In addition to these, each Bank Treasury can be a bit different in structure from others. For example, the Debt Capital Markets team, which is responsible for raising debt from the market through fixed income products, may or may not be a part of the Bank Treasury. The Treasury Sales team may do both hedge and business development, or only business development, and the hedges/structuring may be done by dealers in the Dealing room. The project finance team, which manages financing of projects including credit/risk management, may or may not be a part of Bank Treasury. But all in all, Treasury as a concept is massive and is definitely one of the high-risk and high-reward professions, where every second you have to be in action, and the immense learning that comes with it is unparalleled.


In summary, the treasury function is an integral aspect of banking institutions. It encompasses managing financial assets and liabilities, ensuring sufficient liquidity, and capitalizing on market opportunities to maximize profitability. Treasury management requires a combination of analytical skills, financial expertise, and a deep understanding of the economic landscape which can be easily developed by keeping a track of the latest happenings in the world, how the interest rates are moving, how each news impacts the interest rates/ exchange rates and keeping abreast of regulatory changes etc. Moreover, regulatory and risk management considerations are critical factors in shaping the treasury function. Banks must balance profitability with safety and soundness. Ultimately, the treasury function is a vital element of modern banking and plays a crucial role in maintaining the stability of the financial system.

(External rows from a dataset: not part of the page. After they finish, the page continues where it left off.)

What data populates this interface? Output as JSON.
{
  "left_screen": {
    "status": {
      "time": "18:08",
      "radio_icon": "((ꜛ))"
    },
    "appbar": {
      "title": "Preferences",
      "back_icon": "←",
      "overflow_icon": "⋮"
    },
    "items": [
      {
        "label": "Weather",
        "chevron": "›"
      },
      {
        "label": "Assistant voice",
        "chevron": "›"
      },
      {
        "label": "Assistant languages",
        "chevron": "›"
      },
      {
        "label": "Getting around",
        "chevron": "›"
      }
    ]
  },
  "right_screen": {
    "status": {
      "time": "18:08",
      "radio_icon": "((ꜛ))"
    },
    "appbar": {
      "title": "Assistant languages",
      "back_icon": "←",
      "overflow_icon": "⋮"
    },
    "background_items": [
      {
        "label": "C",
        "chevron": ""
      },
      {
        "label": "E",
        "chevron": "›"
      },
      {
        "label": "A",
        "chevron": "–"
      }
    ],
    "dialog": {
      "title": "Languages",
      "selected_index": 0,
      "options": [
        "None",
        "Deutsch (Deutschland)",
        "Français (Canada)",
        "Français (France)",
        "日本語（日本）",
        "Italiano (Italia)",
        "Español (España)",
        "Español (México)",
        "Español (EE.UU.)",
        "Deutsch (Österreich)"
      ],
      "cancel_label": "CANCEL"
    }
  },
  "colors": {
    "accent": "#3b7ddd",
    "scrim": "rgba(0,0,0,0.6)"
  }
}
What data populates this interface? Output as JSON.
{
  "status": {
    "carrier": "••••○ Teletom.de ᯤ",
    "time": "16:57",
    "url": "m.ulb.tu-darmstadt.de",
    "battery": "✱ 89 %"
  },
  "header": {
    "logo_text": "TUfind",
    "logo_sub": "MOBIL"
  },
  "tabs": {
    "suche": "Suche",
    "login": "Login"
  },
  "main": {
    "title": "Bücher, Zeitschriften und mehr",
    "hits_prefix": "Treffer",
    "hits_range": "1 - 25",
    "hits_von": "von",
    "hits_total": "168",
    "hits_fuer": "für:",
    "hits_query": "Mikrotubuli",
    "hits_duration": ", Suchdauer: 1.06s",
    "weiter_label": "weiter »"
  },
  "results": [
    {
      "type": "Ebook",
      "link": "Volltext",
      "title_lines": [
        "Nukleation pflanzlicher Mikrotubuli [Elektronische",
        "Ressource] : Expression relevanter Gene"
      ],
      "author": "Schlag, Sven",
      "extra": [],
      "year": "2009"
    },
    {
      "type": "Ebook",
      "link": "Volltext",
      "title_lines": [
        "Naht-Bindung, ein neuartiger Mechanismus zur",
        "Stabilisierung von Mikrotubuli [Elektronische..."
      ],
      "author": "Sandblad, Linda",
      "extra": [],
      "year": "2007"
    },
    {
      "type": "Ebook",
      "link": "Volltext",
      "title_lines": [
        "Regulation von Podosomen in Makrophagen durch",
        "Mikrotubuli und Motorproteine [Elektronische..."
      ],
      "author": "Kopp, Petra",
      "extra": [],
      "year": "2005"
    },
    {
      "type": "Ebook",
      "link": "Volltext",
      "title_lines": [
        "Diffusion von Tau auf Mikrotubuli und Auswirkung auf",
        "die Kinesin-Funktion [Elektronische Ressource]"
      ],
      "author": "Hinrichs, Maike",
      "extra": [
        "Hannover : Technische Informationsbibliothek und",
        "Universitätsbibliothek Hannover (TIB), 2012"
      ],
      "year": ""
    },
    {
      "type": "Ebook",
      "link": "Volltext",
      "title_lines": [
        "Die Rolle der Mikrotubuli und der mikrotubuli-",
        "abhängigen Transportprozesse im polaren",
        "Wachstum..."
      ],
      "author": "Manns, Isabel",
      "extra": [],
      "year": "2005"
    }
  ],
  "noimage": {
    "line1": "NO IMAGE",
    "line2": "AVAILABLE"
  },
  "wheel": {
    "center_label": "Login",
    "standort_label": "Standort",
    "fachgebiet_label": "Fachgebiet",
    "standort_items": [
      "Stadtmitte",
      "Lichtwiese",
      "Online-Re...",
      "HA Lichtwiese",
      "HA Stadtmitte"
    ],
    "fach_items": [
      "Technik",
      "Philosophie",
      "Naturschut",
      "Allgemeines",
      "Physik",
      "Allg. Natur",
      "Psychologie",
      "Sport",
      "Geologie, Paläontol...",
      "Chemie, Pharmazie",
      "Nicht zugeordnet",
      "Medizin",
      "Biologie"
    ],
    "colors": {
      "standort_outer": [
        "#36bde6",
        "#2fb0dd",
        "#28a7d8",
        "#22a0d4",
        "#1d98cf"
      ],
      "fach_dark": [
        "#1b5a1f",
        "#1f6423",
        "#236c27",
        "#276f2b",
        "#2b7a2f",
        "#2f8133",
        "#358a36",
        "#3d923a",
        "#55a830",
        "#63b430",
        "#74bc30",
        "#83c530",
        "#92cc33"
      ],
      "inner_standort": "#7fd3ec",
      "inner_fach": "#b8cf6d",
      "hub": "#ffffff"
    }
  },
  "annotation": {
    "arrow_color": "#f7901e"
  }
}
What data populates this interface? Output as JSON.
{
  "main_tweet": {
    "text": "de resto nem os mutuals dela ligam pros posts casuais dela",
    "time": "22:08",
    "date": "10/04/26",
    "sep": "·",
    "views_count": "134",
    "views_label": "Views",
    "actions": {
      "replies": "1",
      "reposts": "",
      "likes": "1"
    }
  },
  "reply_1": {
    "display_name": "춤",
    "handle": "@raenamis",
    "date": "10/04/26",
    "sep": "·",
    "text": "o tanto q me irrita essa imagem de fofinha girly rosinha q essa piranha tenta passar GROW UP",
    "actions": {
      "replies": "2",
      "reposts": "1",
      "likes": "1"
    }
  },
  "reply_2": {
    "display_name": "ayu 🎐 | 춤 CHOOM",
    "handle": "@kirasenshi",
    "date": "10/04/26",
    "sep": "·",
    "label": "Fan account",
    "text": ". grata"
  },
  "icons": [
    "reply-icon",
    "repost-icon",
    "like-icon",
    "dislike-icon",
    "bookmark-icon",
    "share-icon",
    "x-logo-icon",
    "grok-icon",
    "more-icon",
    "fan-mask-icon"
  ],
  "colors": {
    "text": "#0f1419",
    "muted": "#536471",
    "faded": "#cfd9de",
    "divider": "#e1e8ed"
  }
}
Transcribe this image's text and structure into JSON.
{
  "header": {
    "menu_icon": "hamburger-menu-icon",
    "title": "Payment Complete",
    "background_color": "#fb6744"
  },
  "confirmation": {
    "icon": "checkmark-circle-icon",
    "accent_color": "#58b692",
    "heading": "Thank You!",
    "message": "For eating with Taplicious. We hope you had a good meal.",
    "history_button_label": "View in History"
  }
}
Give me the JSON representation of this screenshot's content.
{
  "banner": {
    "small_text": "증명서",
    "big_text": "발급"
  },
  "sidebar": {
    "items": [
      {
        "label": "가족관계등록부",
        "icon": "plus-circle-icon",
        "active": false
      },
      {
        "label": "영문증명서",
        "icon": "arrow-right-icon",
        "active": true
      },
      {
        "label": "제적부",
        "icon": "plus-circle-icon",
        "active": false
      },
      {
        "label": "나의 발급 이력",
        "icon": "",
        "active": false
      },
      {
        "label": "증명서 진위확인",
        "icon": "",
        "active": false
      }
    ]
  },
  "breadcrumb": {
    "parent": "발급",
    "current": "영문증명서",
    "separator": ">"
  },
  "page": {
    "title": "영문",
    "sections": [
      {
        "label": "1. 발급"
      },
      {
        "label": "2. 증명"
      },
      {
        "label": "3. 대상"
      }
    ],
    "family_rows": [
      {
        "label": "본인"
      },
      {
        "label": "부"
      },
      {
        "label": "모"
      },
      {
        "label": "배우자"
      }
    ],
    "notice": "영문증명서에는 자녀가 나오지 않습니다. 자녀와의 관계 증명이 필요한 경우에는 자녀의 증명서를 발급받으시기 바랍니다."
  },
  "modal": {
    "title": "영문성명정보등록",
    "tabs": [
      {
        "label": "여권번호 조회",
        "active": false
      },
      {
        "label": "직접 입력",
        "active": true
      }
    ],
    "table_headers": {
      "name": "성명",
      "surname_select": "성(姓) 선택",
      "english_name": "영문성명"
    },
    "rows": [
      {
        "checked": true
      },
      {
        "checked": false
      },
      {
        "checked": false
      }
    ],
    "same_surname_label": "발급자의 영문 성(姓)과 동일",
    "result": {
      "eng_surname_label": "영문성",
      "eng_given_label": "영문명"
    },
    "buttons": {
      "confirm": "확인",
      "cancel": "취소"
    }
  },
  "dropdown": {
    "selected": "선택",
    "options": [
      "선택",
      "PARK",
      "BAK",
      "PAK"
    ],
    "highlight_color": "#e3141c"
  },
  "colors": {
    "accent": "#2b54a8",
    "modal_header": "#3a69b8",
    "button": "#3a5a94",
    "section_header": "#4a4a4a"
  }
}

Aastha is a finance professional with more than a decade of experience across FP&A, Treasury and Investment Banking. She is currently working in FP&A team of an American Chemical company is Zuid, Amsterdam. Prior to working in Netherlands Aastha has been a founder member of FX treasury team of a bank where she was responsible for FX and hedging for corporate customers. She has also worked in Debt Capital Markets team of an Indian investment bank and has single handedly led many successful investment banking transactions.

Aastha is an Electrical Engineer and master’s in finance, both from premier institutes in India. She is always open for new challenges in finance domain, where she can add value and use her previous experience in investment banking, debt capital markets, Forex, Treasury and Financial Planning & Analysis .

In her free time Aastha loves to write blogs/ articles on various topic ranging from Treasury, leadership, life experiences and sustainability.

Click to see her profile and previous blogs here.

Thanks for reading!